Exercise description
Among the entries below, find the lines with "icon" and copy them.

Data
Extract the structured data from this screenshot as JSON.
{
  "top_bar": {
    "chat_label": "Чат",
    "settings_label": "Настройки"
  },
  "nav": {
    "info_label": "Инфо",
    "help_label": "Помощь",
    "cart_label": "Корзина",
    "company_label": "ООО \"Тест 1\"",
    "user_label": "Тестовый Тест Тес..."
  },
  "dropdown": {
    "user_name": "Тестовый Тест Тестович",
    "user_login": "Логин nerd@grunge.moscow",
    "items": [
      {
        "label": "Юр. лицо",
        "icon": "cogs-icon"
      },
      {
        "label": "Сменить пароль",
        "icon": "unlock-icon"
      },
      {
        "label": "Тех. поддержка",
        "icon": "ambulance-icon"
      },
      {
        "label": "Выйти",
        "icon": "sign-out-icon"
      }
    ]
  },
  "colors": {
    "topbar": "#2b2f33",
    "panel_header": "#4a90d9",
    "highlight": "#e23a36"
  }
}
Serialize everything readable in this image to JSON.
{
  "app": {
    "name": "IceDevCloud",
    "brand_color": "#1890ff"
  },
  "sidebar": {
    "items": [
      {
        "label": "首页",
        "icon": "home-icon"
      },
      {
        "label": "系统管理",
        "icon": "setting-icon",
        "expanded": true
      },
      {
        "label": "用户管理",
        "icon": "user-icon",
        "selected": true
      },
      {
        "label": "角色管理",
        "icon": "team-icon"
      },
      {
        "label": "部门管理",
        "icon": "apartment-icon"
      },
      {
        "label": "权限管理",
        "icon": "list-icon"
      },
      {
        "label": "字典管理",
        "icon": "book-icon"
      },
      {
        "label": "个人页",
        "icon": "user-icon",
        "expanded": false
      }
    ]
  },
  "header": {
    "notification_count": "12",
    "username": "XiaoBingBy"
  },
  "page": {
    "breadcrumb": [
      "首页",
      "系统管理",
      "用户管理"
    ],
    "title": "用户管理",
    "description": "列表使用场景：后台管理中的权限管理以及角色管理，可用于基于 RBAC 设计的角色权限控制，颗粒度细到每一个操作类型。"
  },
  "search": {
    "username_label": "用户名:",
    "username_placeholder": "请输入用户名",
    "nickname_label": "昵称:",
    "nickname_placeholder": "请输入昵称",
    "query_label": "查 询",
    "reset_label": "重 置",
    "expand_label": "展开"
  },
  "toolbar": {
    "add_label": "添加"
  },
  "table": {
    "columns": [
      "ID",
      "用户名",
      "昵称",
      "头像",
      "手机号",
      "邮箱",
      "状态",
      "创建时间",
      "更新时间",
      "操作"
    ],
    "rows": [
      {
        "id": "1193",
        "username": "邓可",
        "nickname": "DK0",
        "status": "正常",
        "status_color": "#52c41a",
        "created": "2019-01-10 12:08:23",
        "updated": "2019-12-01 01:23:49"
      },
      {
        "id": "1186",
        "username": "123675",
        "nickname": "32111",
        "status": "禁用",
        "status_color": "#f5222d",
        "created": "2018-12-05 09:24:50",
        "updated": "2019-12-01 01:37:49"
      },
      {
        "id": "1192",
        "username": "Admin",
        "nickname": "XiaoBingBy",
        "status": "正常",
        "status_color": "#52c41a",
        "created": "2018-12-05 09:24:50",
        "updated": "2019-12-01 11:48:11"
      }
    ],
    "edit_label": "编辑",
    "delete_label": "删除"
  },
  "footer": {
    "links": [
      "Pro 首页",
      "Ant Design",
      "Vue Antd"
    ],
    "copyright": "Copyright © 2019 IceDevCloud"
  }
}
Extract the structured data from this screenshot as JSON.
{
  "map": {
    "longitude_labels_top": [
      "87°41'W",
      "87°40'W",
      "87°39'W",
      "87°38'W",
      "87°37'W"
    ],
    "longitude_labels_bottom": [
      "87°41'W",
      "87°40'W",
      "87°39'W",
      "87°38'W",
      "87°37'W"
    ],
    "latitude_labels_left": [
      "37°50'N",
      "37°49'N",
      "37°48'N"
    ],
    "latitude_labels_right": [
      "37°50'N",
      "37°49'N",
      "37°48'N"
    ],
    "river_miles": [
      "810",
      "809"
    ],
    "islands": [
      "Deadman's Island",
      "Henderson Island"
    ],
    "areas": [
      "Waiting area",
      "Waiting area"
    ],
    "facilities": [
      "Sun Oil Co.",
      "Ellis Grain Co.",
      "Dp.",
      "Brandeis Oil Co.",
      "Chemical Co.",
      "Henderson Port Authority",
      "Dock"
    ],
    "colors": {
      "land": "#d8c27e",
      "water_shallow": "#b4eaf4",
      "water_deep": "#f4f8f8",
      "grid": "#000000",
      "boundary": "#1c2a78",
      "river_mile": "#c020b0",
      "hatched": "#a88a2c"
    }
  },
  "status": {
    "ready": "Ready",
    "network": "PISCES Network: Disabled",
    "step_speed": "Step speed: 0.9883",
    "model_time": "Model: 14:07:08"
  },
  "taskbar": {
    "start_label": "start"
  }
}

Solution to this problem
        "icon": "cogs-icon"
        "icon": "unlock-icon"
        "icon": "ambulance-icon"
        "icon": "sign-out-icon"
        "icon": "home-icon"
        "icon": "setting-icon",
        "icon": "user-icon",
        "icon": "team-icon"
        "icon": "apartment-icon"
        "icon": "list-icon"
        "icon": "book-icon"
        "icon": "user-icon",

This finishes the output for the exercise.